The most appropriate way to mitigate the negative symptoms likely to be caused by potatoes is to increase your consumption gradually over several days, maybe weeks and cut back in case you start to experience some adverse impacts of consuming raw potatoes.
Raw potatoes may also increase the risk of contamination by potential pathogens and, therefore, you must ensure that you peel the potatoes before intake.
Raw potatoes can lead to several digestive issues and may well contain a large number of harmful compounds and anti-nutrients. But then, they are a great source of resistant starch and vitamin C, which offer significant health benefits.
Therefore, it makes sense to enjoy both cooked and raw potatoes in moderation. Ensure you follow basic food safety and healthy cooking methods to minimize the adverse effects of this great vegetable.

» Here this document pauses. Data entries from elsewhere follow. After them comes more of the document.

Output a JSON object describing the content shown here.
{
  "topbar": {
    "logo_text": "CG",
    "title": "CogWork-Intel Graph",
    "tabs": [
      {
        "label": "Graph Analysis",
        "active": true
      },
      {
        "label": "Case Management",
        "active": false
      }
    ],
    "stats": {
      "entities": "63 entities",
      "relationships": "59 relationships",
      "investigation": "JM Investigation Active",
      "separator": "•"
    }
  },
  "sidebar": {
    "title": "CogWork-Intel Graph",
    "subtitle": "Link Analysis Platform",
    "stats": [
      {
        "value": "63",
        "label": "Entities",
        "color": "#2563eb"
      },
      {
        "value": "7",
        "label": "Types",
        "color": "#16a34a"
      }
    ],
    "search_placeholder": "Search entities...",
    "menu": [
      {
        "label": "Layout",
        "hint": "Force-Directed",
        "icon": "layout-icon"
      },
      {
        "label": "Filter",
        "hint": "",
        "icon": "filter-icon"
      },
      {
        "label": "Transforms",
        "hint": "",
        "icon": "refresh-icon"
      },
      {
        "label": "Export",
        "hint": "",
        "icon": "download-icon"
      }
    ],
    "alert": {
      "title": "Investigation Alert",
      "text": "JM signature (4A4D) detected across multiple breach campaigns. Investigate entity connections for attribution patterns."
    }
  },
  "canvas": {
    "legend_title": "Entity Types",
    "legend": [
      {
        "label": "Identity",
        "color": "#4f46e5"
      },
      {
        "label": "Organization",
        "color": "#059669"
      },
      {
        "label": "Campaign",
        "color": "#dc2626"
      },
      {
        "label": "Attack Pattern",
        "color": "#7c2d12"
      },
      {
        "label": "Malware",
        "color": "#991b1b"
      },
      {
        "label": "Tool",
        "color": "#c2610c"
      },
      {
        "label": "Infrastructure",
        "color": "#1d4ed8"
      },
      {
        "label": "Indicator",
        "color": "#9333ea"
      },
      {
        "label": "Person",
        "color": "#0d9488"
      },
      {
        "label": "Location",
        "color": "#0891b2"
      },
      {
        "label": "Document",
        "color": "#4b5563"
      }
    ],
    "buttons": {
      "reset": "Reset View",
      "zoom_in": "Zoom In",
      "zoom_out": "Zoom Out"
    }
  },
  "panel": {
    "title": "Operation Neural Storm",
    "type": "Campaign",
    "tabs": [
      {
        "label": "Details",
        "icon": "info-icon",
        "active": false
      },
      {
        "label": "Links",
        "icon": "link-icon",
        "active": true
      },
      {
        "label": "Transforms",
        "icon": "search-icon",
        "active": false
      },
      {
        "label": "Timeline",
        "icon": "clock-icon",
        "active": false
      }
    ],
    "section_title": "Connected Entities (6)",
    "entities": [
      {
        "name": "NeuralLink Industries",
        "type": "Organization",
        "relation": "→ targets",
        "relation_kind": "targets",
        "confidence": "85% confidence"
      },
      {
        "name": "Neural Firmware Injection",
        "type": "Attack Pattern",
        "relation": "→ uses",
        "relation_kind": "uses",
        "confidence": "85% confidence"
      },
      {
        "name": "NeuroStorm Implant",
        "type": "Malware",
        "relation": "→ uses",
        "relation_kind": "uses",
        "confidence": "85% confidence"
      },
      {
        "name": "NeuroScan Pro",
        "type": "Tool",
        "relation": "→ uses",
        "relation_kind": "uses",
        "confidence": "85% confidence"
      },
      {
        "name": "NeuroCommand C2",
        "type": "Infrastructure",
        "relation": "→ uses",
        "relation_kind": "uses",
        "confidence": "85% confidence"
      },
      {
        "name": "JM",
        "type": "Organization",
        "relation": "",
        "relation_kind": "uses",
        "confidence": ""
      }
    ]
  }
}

1. Is Raw Potato Juice Poisonous?
Yes, sometimes they tend to be poisonous, however, this is in the case of potatoes who have sprouted buds, which consists of solanine. Hence, if not consumed moderation, raw potatoes tend to cause digestive issues.
2. Is Eating Potatoes Everyday Bad for You?
Yes, as potatoes are basically starch, eating them daily puts your body under tremendous pressure and tends to increase the risk of high blood pressure.
3. How Many Potatoes Should I Eat a Day?
It is strongly recommended that you have around 0.5-0.9 kilograms of potatoes in a day, also, this should be done 2-3 times in a week and not more than that.